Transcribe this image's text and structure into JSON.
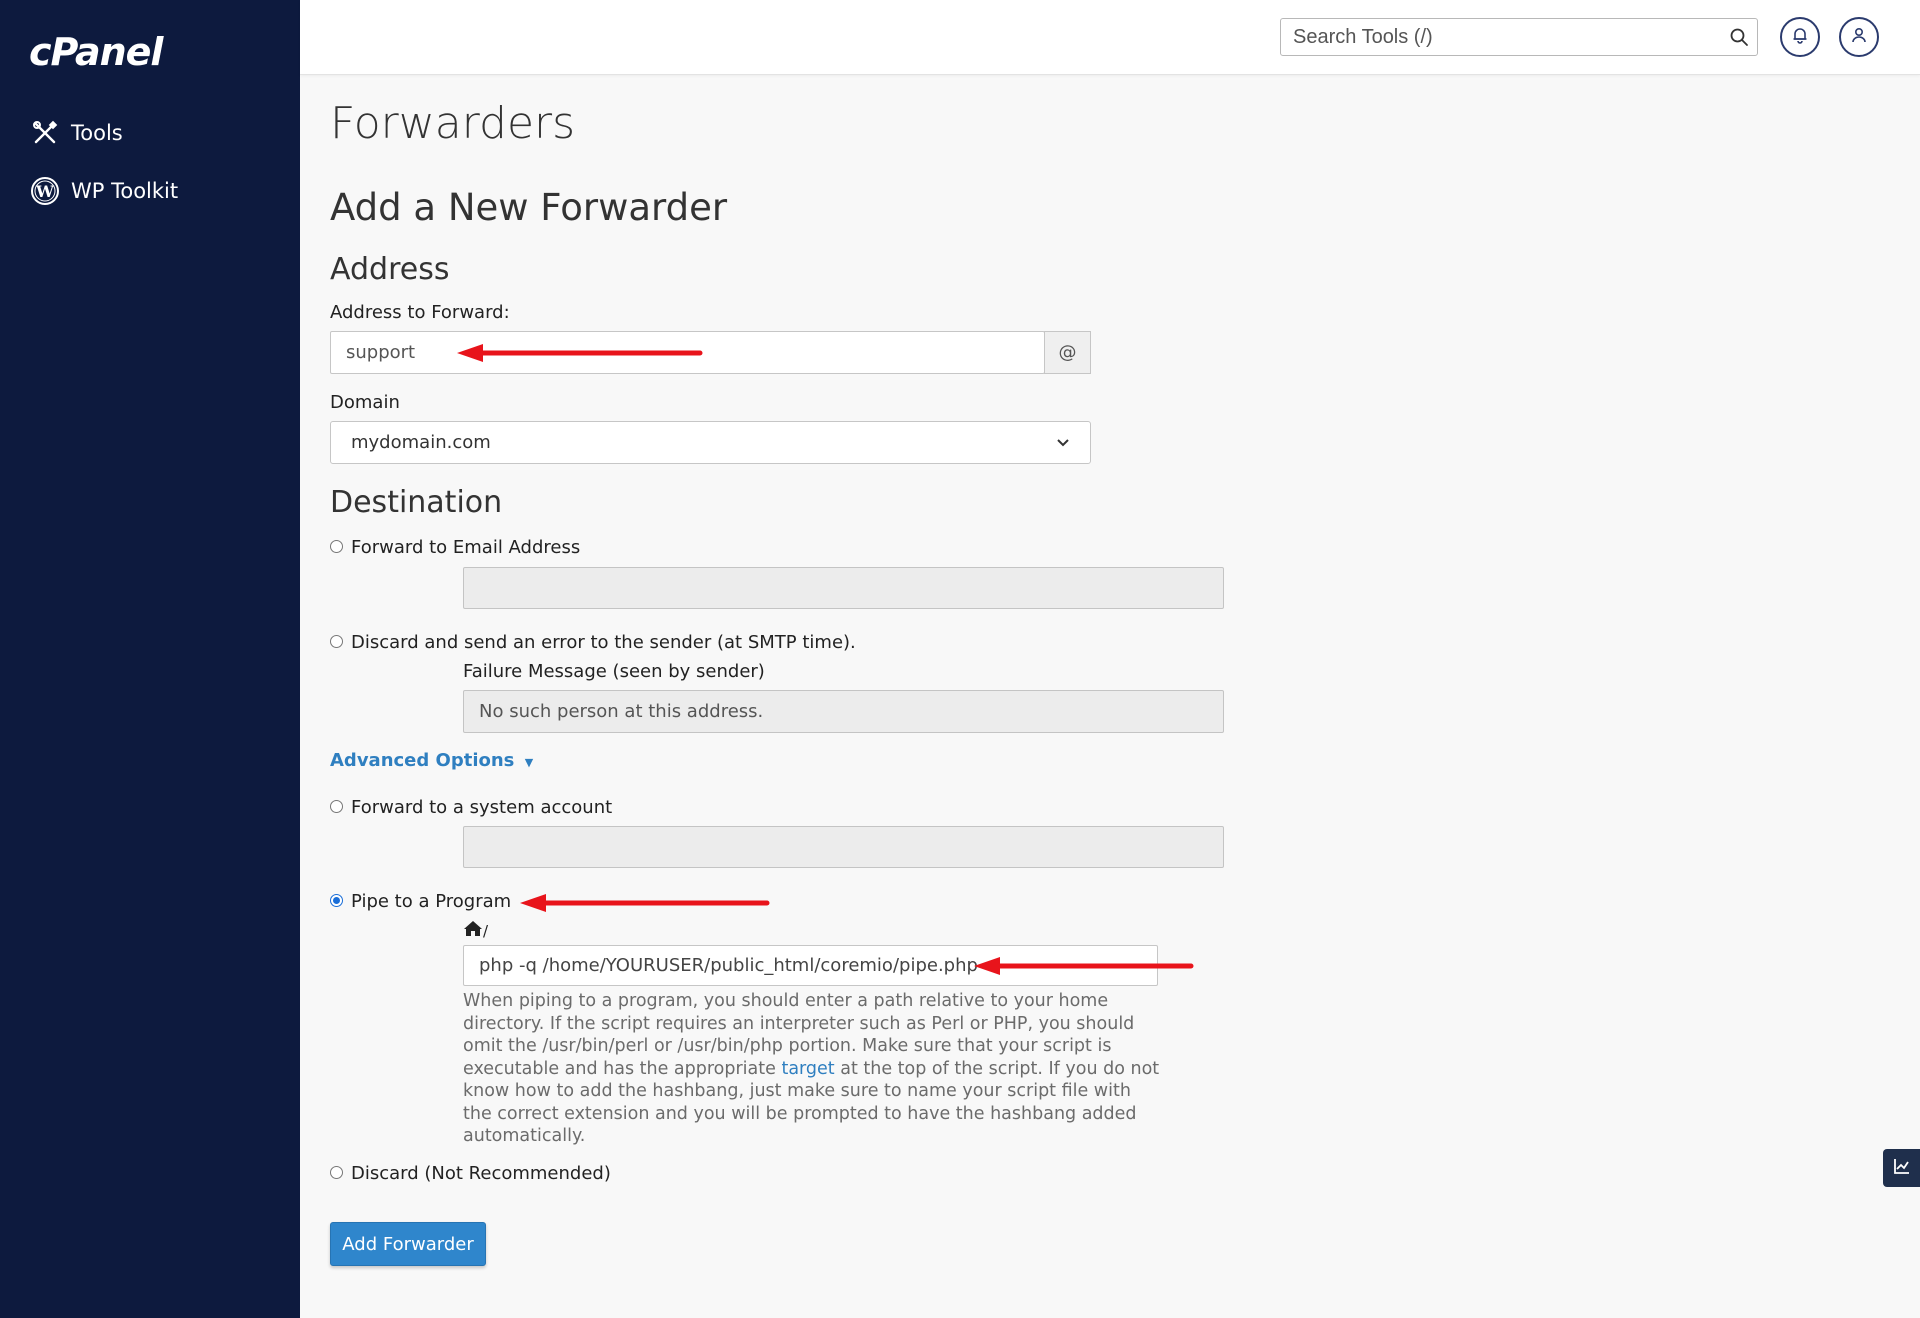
{
  "brand": {
    "logo_text": "cPanel"
  },
  "sidebar": {
    "items": [
      {
        "label": "Tools",
        "icon": "tools-icon"
      },
      {
        "label": "WP Toolkit",
        "icon": "wordpress-icon"
      }
    ]
  },
  "topbar": {
    "search_placeholder": "Search Tools (/)"
  },
  "page": {
    "title": "Forwarders",
    "subtitle": "Add a New Forwarder"
  },
  "address_section": {
    "heading": "Address",
    "address_label": "Address to Forward:",
    "address_value": "support",
    "at_symbol": "@",
    "domain_label": "Domain",
    "domain_value": "mydomain.com"
  },
  "destination": {
    "heading": "Destination",
    "forward_email_label": "Forward to Email Address",
    "discard_error_label": "Discard and send an error to the sender (at SMTP time).",
    "failure_message_label": "Failure Message (seen by sender)",
    "failure_message_value": "No such person at this address.",
    "advanced_options_label": "Advanced Options",
    "system_account_label": "Forward to a system account",
    "pipe_label": "Pipe to a Program",
    "pipe_path_prefix": "/",
    "pipe_value": "php -q /home/YOURUSER/public_html/coremio/pipe.php",
    "help_text_1": "When piping to a program, you should enter a path relative to your home directory. If the script requires an interpreter such as Perl or PHP, you should omit the /usr/bin/perl or /usr/bin/php portion. Make sure that your script is executable and has the appropriate ",
    "help_link": "target",
    "help_text_2": " at the top of the script. If you do not know how to add the hashbang, just make sure to name your script file with the correct extension and you will be prompted to have the hashbang added automatically.",
    "discard_label": "Discard (Not Recommended)",
    "selected": "Pipe to a Program"
  },
  "actions": {
    "add_button": "Add Forwarder"
  },
  "colors": {
    "sidebar": "#0d1a3e",
    "primary": "#2f86cc",
    "link": "#2f7fc0",
    "annotation_arrow": "#e8141b"
  }
}
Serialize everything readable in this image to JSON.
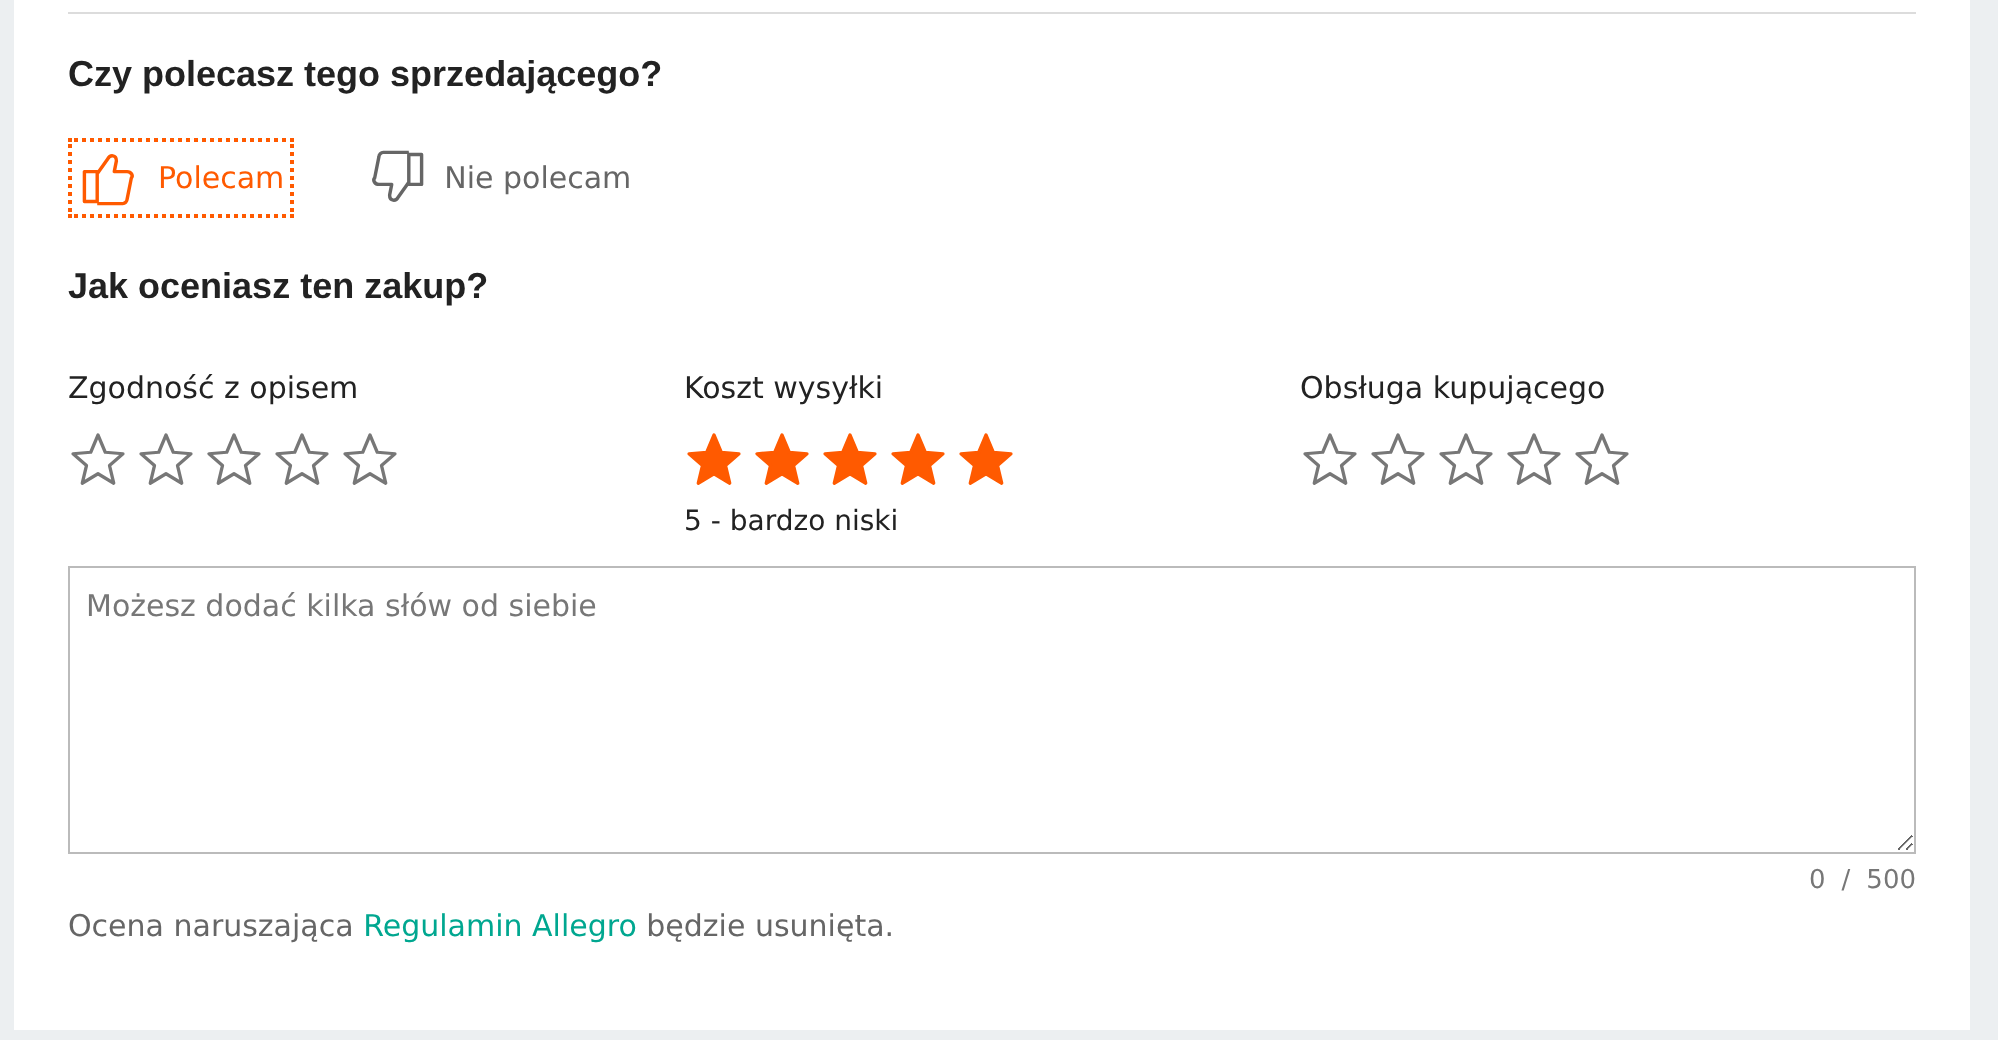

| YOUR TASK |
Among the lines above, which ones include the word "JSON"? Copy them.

| REPLY |
Transcribe this image's text and structure into JSON.
Serialize everything readable in this image to JSON.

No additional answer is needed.